I've actually been thinking a lot about messages in art, as viewed within a particular historical or cultural context. There was a show I covered for the newspaper ~6-7 years ago by Paula Rego, which was considered controversial at the time because it dealt rather frankly with abortion. Her work featured women undergoing self-abortions in stark and rather brutal conditions, but the main thing you noticed about each of the pieces was the agony involved in both the act, the decision, and its aftermath. She was trying to remind us of what we were trying to get rid of when we gave women the right to choose, by showing us that desperation, more than anything else, was involved in the decision, and that it ended up being a matter of one death or two. And I think her message was effective and broadly respected because it illustrated the complexity of the issue so clearly, and painted a clear picture of the emotion involved in the decision, and the potential price (in human terms) taking away the right to choose could exact. It was, in essence, a reminder of the reasons behind the decision in the first place, which the artist felt we needed at the time and which the public was capable of understanding with some thought.
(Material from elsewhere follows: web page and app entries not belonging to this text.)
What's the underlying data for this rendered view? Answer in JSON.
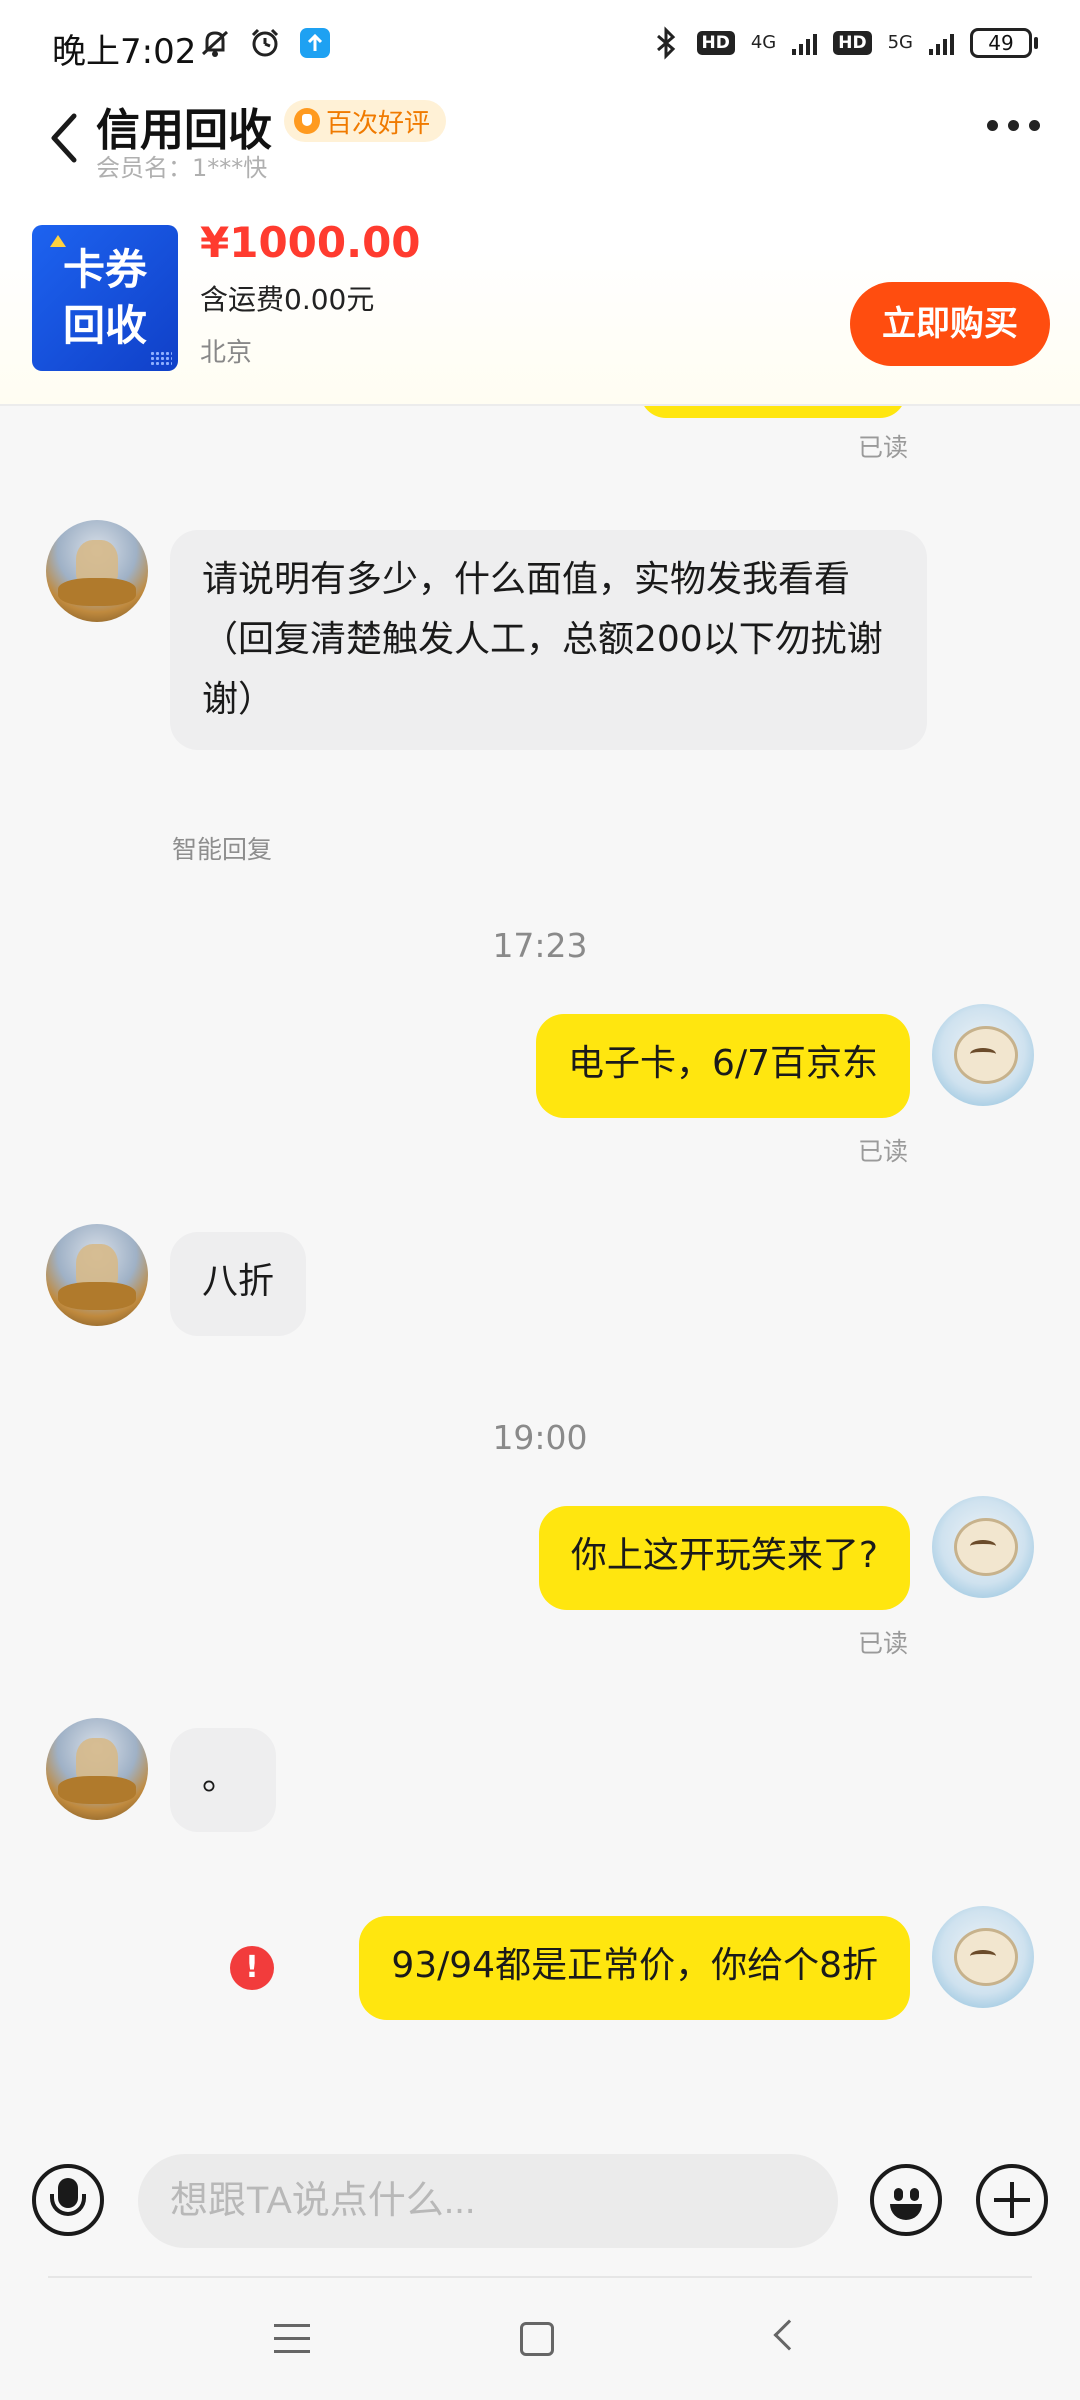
{
  "status_bar": {
    "time": "晚上7:02",
    "network1": "4G",
    "network2": "5G",
    "hd1": "HD",
    "hd2": "HD",
    "battery": "49"
  },
  "header": {
    "title": "信用回收",
    "badge": "百次好评",
    "member": "会员名：1***快"
  },
  "product": {
    "thumb_line1": "卡券",
    "thumb_line2": "回收",
    "price": "¥1000.00",
    "shipping": "含运费0.00元",
    "location": "北京",
    "buy_label": "立即购买"
  },
  "chat": {
    "read_label": "已读",
    "messages": [
      {
        "side": "in",
        "text": "请说明有多少，什么面值，实物发我看看\n（回复清楚触发人工，总额200以下勿扰谢谢）",
        "label": "智能回复"
      },
      {
        "type": "time",
        "text": "17:23"
      },
      {
        "side": "out",
        "text": "电子卡，6/7百京东"
      },
      {
        "side": "in",
        "text": "八折"
      },
      {
        "type": "time",
        "text": "19:00"
      },
      {
        "side": "out",
        "text": "你上这开玩笑来了?"
      },
      {
        "side": "in",
        "text": "。"
      },
      {
        "side": "out",
        "text": "93/94都是正常价，你给个8折",
        "failed": true
      }
    ]
  },
  "input": {
    "placeholder": "想跟TA说点什么..."
  },
  "colors": {
    "accent_yellow": "#ffe60f",
    "buy_button": "#ff4d0f",
    "price_red": "#ff3b2f",
    "error_red": "#f23c3c"
  },
  "icons": [
    "back-arrow-icon",
    "badge-icon",
    "more-icon",
    "mic-icon",
    "emoji-icon",
    "plus-icon",
    "error-icon",
    "nav-menu-icon",
    "nav-home-icon",
    "nav-back-icon"
  ]
}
At this particular time, I think the emotional component of the message is key, because it is difficult to even touch upon this issue when the pro-life population is willing to quickly dismiss what they see as cold, unemotional arguments without serious thought. And I think this is what was missing in the media portrayal of Aliza's piece. Perhaps that would have come across in the final show, but I think that's why she's taking so much flak for her work. In this time, in this place, you can't leave that component out without having your audience blinded by their feelings about abortion, miscarriage, etc, and I wonder if this emotional response is really what she intended to evoke? I think it's blinded people to her point, ultimately. If her work was in writing, I think an advisor would ultimately question whether the message she intended people to take away was effectively delivered. I personally think the same question should be asked of art that is meant to prove a point as well.

Perhaps in 20 years we'll be able to look back and see her work as visionary (I do hope so, for the record, because it will mean we have actually moved beyond our current stalemate). I think now, given the current political climate, greater care is necessary to make sure that the questions one poses are clear. I understand that she intended her work to provoke a debate, but I wonder if the debate that's occurring now is actually the one she intended. I think very few people are actually getting the message she tries to clarify in her YDN op-ed, and it makes me wonder why she started all of this with a press release prior to the actual show in the first place?

brett said...

Here is her explanation of the "piece".

I find her writing to be unbelievably obtuse. I think I know what she's trying to express, but her language is so ambiguous that I must project my own assumptions onto her descriptions. Which is an irony considering her described intent of the "piece" is to question ambiguity.

She needs to read Orwell's take on imprecise language.

And I stand corrected on how the pill works. But given Aliza's intent of questioning ambiguity, I think the ambiguity of "knowing" how the pill is working as a contraceptive is in line with that intent.

Yet I don't find the questioning of ambiguity to be a terribly profound concept. Descarte did a damn fine job with that. Frankly, I was disappointed by her explanation of her intent. It seems too general. If her intent had been to specifically question the beginning of human life, I would be more impressed.